Most damning of all, the petitioners allege that the drug giant knew all along that all pa-tients would experience withdrawal symptoms, but only gradually dribbled out the information over the course of the eight years that the drug has been licensed. Among the patient community, the drug is also known as one of the hardest of all antidepressants to tolerate. Indeed, the petition enumerates a litany of nightmarish side-effects-including sexual dys-function, hypomania, weight gain, high blood pressure, insomnia, bizarre vivid nightmares, deteriora-tion of eyesight and thyroid disorders that cause depression.
The petition also alleges that Wyeth, cognizant of these side-effects, co-prescribed the antianxiety medication benzodiazepine during clinical trials of Effexor to minimize the agitation and anxiety brought about by the drug. According to the petitioners, many patients are not forewarned that using Effexor would make it necessary for them to also have to take drugs to help them sleep, lower their blood pressureand calm their anxiety.
The purpose of the petition is simply to alert the public to the adverse effects and addictive nature of the drug, and to highlight web-sites for further information.
New evidence suggests why it may be so difficult to stop taking the drug.
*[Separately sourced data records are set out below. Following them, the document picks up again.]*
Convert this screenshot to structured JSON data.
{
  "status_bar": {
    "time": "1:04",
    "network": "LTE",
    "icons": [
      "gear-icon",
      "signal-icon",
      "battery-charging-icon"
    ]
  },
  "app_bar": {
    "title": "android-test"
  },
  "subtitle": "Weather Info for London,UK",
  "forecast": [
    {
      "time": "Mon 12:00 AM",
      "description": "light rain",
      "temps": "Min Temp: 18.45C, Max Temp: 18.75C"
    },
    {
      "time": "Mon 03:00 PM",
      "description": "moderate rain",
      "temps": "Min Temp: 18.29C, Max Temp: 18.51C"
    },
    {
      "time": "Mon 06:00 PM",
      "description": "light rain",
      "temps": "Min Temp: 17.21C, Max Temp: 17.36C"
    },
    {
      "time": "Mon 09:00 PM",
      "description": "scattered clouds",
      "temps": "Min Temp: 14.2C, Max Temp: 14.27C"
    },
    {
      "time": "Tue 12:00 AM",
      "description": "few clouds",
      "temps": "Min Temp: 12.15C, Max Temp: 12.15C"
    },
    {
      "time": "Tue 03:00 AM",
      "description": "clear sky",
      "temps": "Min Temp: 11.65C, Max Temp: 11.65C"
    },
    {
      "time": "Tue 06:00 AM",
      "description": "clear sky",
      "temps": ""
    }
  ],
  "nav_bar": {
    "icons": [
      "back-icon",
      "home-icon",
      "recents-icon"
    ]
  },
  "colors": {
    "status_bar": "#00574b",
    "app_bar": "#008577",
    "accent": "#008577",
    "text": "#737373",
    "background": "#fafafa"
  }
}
Israeli psychiatrists speculate that the new antidepressants, such as venlafaxine and mirtazapine, involve the brain's opioid system in their mechanism of action. Cruel studies using mice and rats that were given the drugs after having a paw burned on a hot-plate revealed a dose-dependent 'antinociceptive' and 'analgesic' effect-that is, the drug inhibited the perception of pain. Apparently, the higher the dose, the more numb were the animals to the pain (J Mol Neurosci, 2002; 18: 143-9; Yakugaku Zasshi, 2006; 126: 117-21).
Other animal studies have dem-onstrated that the effect is even more complicated (Prog Neuropsycho-pharmacol Biol Psychiatry, 2006; 30: 873-80). While it doesn't involve the body's opioids, there is a clear painkilling effect (Neurosci Lett, 2003; 342: 105-8).
Nevertheless, other research involving cocaine abusers (some who were opioid-free and some taking methadone, an opioid) dis-covered that the antidepressant significantly decreased subjective feelings of being 'high' in both groups. This would be consistent with a drug that has an opioid effect (Exp Clin Psychopharmacol, 2003; 11: 123-30). The drug also shares many molecular and pharmacological characteristics with the new opioid tramadol (Med Hypoth, 1998; 51: 167-8).